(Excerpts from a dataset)
- - -

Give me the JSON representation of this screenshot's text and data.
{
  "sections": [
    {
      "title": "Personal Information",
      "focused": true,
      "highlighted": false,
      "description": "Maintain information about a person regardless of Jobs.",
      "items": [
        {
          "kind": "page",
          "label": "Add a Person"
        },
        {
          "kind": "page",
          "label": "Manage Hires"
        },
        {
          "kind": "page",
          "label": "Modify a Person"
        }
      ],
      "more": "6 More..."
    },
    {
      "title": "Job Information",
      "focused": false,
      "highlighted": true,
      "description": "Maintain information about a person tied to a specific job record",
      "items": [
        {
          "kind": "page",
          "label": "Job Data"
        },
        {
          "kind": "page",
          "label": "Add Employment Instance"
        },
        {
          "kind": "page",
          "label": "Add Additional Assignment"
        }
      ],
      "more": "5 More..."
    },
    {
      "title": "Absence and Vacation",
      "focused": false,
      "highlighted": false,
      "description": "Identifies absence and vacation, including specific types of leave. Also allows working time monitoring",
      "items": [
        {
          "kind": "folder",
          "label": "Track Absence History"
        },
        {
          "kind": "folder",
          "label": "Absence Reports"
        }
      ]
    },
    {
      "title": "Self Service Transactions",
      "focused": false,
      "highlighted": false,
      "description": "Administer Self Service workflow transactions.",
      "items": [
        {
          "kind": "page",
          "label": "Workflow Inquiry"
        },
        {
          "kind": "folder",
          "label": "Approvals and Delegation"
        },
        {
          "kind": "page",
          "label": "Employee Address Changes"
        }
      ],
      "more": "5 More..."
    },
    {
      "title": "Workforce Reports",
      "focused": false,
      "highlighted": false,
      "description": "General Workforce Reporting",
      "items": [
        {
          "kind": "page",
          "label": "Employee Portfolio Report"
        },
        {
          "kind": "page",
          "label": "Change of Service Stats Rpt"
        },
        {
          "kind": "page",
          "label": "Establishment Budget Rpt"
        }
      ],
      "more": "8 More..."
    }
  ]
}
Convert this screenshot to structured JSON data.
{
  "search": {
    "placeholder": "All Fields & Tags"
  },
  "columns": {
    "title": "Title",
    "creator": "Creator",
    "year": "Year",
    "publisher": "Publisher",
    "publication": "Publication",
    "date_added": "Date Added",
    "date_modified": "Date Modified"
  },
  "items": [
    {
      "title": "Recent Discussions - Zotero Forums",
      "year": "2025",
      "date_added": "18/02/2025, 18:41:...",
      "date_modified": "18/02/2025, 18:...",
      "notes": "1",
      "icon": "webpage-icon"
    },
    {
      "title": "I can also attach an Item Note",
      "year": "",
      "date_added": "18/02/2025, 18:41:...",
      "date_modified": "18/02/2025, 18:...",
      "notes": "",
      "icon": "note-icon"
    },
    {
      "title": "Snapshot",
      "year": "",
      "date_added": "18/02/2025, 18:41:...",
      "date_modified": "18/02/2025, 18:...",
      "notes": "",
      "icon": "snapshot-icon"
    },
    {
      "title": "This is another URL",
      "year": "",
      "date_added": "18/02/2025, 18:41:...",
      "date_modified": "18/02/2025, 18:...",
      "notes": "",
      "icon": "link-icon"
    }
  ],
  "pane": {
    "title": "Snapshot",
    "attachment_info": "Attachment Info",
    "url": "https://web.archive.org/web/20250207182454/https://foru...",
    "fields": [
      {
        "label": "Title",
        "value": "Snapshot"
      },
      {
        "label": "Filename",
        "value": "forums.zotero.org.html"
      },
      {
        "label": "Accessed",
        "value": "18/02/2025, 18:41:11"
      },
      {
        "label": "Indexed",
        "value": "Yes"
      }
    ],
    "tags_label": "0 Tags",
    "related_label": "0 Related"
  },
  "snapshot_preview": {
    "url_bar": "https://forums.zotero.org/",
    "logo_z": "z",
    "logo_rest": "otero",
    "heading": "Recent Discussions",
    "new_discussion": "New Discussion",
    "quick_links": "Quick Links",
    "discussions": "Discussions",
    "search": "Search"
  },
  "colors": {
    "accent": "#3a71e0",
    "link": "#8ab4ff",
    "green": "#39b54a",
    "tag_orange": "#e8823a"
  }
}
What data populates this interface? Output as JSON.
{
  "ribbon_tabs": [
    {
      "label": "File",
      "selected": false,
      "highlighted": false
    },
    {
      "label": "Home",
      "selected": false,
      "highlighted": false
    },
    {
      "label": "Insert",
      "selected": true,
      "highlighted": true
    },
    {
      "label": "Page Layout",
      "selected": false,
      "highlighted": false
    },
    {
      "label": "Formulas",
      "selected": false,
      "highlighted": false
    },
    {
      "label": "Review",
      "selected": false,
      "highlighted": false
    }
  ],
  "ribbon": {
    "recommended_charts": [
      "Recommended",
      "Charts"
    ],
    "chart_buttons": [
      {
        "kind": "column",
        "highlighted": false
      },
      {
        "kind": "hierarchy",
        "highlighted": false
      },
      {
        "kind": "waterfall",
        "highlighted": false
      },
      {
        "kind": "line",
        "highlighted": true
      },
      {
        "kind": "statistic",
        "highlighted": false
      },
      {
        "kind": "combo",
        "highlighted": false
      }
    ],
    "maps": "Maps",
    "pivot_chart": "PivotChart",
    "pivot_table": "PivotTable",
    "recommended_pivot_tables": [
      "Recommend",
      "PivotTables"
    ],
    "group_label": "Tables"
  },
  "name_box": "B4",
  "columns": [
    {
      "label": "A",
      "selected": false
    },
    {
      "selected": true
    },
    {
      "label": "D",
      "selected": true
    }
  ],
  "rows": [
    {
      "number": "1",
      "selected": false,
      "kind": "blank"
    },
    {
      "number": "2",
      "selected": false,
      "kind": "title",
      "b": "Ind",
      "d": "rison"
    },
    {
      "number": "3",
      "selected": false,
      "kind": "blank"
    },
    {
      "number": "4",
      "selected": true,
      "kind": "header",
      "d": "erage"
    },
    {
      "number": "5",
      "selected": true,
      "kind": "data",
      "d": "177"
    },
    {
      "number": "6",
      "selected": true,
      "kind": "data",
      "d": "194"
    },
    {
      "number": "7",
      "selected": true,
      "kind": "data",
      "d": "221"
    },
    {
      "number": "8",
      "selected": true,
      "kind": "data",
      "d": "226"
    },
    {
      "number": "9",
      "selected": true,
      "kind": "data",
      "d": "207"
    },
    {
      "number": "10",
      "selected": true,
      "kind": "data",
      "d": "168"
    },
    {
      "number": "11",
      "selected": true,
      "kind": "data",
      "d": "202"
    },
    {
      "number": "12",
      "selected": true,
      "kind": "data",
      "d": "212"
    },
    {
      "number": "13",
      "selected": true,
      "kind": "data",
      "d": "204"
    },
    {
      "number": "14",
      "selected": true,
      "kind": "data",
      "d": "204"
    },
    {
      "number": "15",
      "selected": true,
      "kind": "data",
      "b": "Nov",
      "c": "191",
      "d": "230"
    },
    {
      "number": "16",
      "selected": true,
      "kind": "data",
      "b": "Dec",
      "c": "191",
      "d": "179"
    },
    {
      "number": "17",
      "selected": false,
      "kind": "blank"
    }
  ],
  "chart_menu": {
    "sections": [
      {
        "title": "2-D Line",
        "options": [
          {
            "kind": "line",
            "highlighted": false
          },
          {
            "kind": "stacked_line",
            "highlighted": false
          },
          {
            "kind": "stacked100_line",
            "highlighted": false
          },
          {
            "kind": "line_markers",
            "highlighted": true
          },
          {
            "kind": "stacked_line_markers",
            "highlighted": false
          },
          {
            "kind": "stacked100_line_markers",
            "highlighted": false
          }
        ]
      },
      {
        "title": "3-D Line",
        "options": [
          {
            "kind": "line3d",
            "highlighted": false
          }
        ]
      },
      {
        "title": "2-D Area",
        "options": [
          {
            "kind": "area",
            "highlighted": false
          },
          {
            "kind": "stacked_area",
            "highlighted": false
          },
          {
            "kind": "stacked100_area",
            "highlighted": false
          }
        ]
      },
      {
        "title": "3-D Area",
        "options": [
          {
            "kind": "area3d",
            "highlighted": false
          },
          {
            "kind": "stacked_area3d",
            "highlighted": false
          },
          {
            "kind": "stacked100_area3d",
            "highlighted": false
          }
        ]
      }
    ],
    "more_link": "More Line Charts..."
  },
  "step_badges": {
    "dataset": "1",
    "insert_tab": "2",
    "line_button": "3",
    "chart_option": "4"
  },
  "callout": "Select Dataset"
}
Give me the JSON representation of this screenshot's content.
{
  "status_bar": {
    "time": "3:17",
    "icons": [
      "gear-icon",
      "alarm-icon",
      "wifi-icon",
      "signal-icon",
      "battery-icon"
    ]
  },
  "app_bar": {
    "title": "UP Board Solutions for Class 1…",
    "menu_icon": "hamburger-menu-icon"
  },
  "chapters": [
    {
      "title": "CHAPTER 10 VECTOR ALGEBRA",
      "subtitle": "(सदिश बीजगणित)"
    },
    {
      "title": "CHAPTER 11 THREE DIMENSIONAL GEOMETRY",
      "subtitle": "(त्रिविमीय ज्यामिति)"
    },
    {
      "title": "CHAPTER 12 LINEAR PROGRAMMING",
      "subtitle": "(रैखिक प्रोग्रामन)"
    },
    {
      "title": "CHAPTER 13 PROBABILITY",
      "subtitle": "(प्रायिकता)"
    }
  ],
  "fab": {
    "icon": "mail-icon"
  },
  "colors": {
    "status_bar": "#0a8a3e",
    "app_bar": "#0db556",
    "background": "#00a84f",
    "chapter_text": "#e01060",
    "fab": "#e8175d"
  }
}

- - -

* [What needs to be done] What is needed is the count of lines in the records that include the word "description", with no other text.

* [Completed task] 5